[Material for this task Boundary: Start]
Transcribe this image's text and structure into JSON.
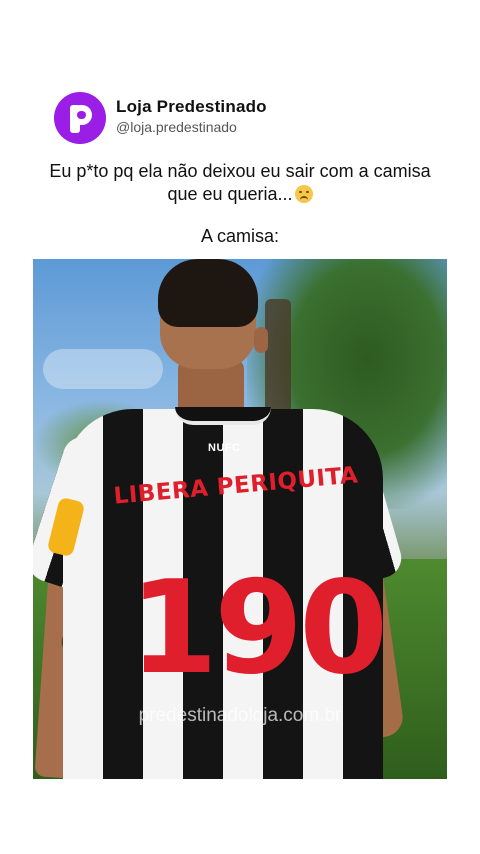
{
  "profile": {
    "name": "Loja Predestinado",
    "handle": "@loja.predestinado"
  },
  "post": {
    "caption": "Eu p*to pq ela não deixou eu sair com a camisa que eu queria...",
    "emoji_name": "disappointed-face-emoji",
    "subtitle": "A camisa:"
  },
  "photo": {
    "shirt_badge": "NUFC",
    "shirt_name": "LIBERA PERIQUITA",
    "shirt_number": "190",
    "watermark": "predestinadoloja.com.br"
  },
  "colors": {
    "avatar": "#9b1ee6",
    "shirt_print": "#e01f2c"
  }
}
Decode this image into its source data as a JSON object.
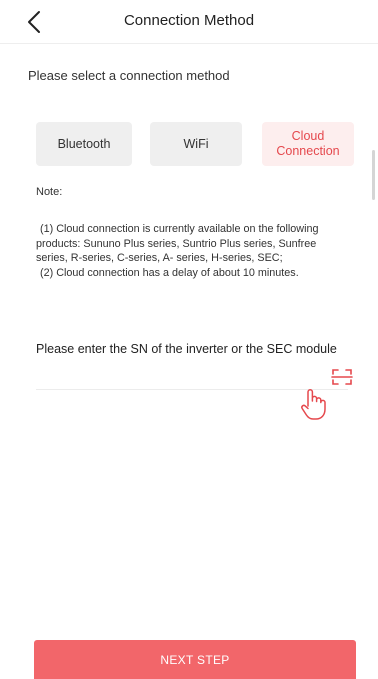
{
  "header": {
    "title": "Connection Method",
    "back_icon": "chevron-left-icon"
  },
  "instruction": "Please select a connection method",
  "methods": [
    {
      "label": "Bluetooth",
      "selected": false
    },
    {
      "label": "WiFi",
      "selected": false
    },
    {
      "label": "Cloud\nConnection",
      "selected": true
    }
  ],
  "note": {
    "title": "Note:",
    "line1": "(1) Cloud connection is currently available on the following products: Sununo Plus series, Suntrio Plus series, Sunfree series, R-series, C-series, A- series, H-series, SEC;",
    "line2": "(2) Cloud connection has a delay of about 10 minutes."
  },
  "sn": {
    "label": "Please enter the SN of the inverter or the SEC module",
    "value": "",
    "placeholder": "",
    "scan_icon": "scan-icon"
  },
  "footer": {
    "next_label": "NEXT STEP"
  },
  "colors": {
    "accent": "#e5484d",
    "accent_bg": "#fdeeee",
    "button": "#f2666a",
    "neutral_bg": "#efefef"
  }
}
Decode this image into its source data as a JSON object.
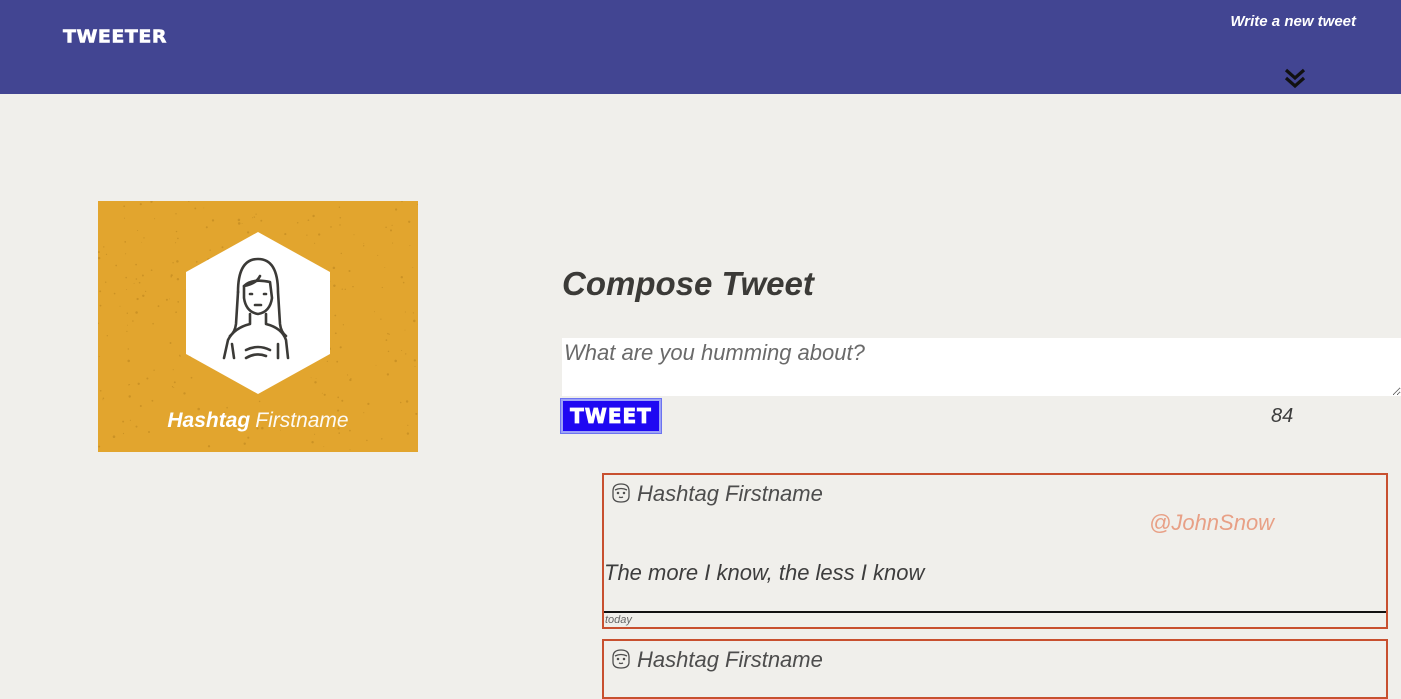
{
  "nav": {
    "brand": "TWEETER",
    "write_link": "Write a new tweet",
    "toggle_icon": "double-chevron-down-icon",
    "background": "#424592"
  },
  "profile": {
    "first_name": "Hashtag",
    "last_name": "Firstname",
    "avatar_icon": "woman-avatar-icon",
    "card_color": "#e2a52e"
  },
  "compose": {
    "title": "Compose Tweet",
    "placeholder": "What are you humming about?",
    "value": "",
    "button_label": "TWEET",
    "button_color": "#1f08f2",
    "char_count": "84"
  },
  "tweets": [
    {
      "avatar_icon": "face-avatar-icon",
      "author": "Hashtag Firstname",
      "handle": "@JohnSnow",
      "body": "The more I know, the less I know",
      "time": "today"
    },
    {
      "avatar_icon": "face-avatar-icon",
      "author": "Hashtag Firstname"
    }
  ],
  "colors": {
    "page_background": "#f0efeb",
    "tweet_border": "#c8502f",
    "handle": "#e8a086"
  }
}
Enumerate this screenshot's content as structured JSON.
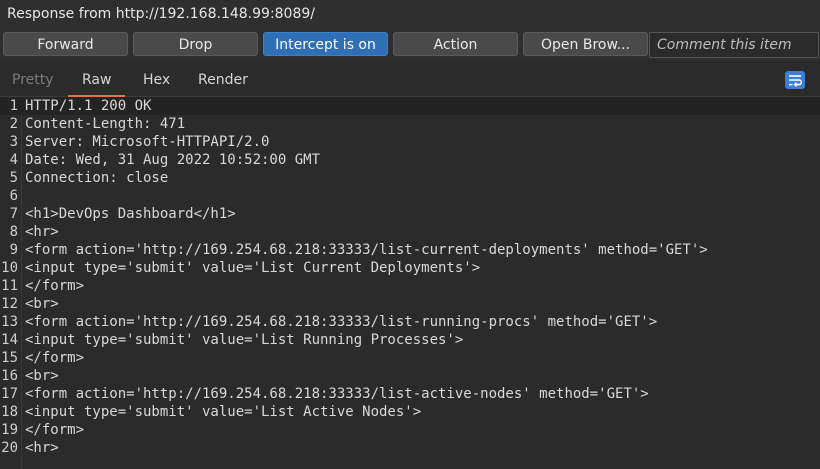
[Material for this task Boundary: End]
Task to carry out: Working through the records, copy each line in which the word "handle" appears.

Response to the task:
    "handle": "@loja.predestinado"
      "handle": "@JohnSnow",
    "handle": "#e8a086"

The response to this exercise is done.